I could talk for hours about this track. It is wonderful. The ideas within are maybe not the most demanding or challenging but it's like a really good meal where every dish adds to the experience. The track holds every kind of musical expression that Junipher Greene attempted and they managed to hit it off. They really did. Passionate vocals, great organ and jazzy playfulness amidst a plethora of blues and rock expressions. Amazing!

The whole album is warm, accessible yet challenging in a sort of melodic way where everything just falls into place. This album has become a staple of mine and every time I find myself smiling, feeling good and relaxed. You won't find the intricacies of Yes or Gentle Giant here but you will find extremely well played and thought through progressive rock. While it's not an essential purchase I do think it's an excellent addition to any decent collection.

Latest members reviews

5 stars Being Norwegian I am almost obligated to write a review of what might be the most influential Norwegian progressive rock album of all time. Being released in 1971 it was the first even 2LP released by Norway at the time and what a way to start! This is an absolute classic that should be appreciated ... (read more)

Report this review (#2587988) | Posted by Sheep | Saturday, August 21, 2021 | Review Permanlink

4 stars Junipher Greene - Friendship, Yes, what a discovery! This really is early progressive gem. I found about this band by accident, and don't remember actually how. I have this text file, where I collect good, promising bands, which I haven't heard before. One day I noticed that Junipher Greene ... (read more)

Report this review (#85248) | Posted by The Squirrel | Monday, July 31, 2006 | Review Permanlink

4 stars Junipher Greene was one of Norway's first and best progressive bands.
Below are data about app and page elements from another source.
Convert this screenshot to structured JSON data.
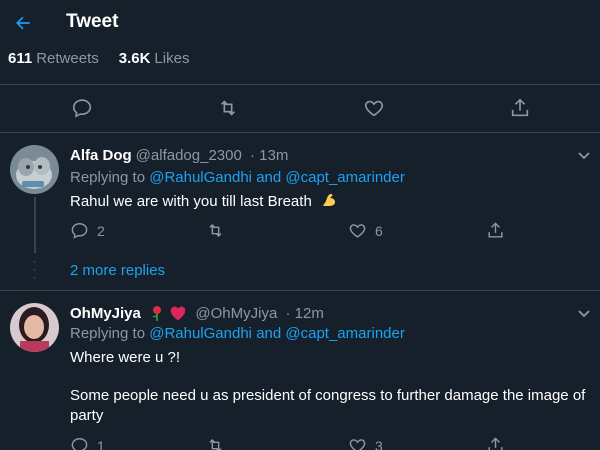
{
  "header": {
    "title": "Tweet"
  },
  "stats": {
    "retweets_count": "611",
    "retweets_label": "Retweets",
    "likes_count": "3.6K",
    "likes_label": "Likes"
  },
  "replies": [
    {
      "name": "Alfa Dog",
      "handle": "@alfadog_2300",
      "time": "· 13m",
      "replying_prefix": "Replying to",
      "mention1": "@RahulGandhi",
      "and": "and",
      "mention2": "@capt_amarinder",
      "text": "Rahul we are with you till last Breath",
      "reply_count": "2",
      "like_count": "6"
    },
    {
      "name": "OhMyJiya",
      "handle": "@OhMyJiya",
      "time": "· 12m",
      "replying_prefix": "Replying to",
      "mention1": "@RahulGandhi",
      "and": "and",
      "mention2": "@capt_amarinder",
      "text1": "Where were u ?!",
      "text2": "Some people need u as president of congress to further damage the image of party",
      "reply_count": "1",
      "like_count": "3"
    }
  ],
  "more_replies": "2 more replies",
  "colors": {
    "background": "#15202b",
    "accent": "#1da1f2",
    "muted": "#8899a6",
    "divider": "#38444d"
  }
}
They also had the pleasure of releasing the country's first double album. But the big question is: "Is it any good?" Yes it is !! This album is one of those lost, early progressive gems. The album has a few short tracks and ... (read more)

Report this review (#73810) | Posted by Agemo | Sunday, April 2, 2006 | Review Permanlink

Post a review of JUNIPHER GREENE "Friendship"

You must be a forum member to post a review, please register here if you are not.


As a registered member (register here if not), you can post rating/reviews (& edit later), comments reviews and submit new albums.

You are not logged, please complete authentication before continuing (use forum credentials).

Forum user
Forum password

Copyright Prog Archives, All rights reserved. | Legal Notice | Privacy Policy | Advertise | RSS + syndications

Other sites in the MAC network: — jazz music reviews and archives | — metal music reviews and archives

Donate monthly and keep PA fast-loading and ad-free forever.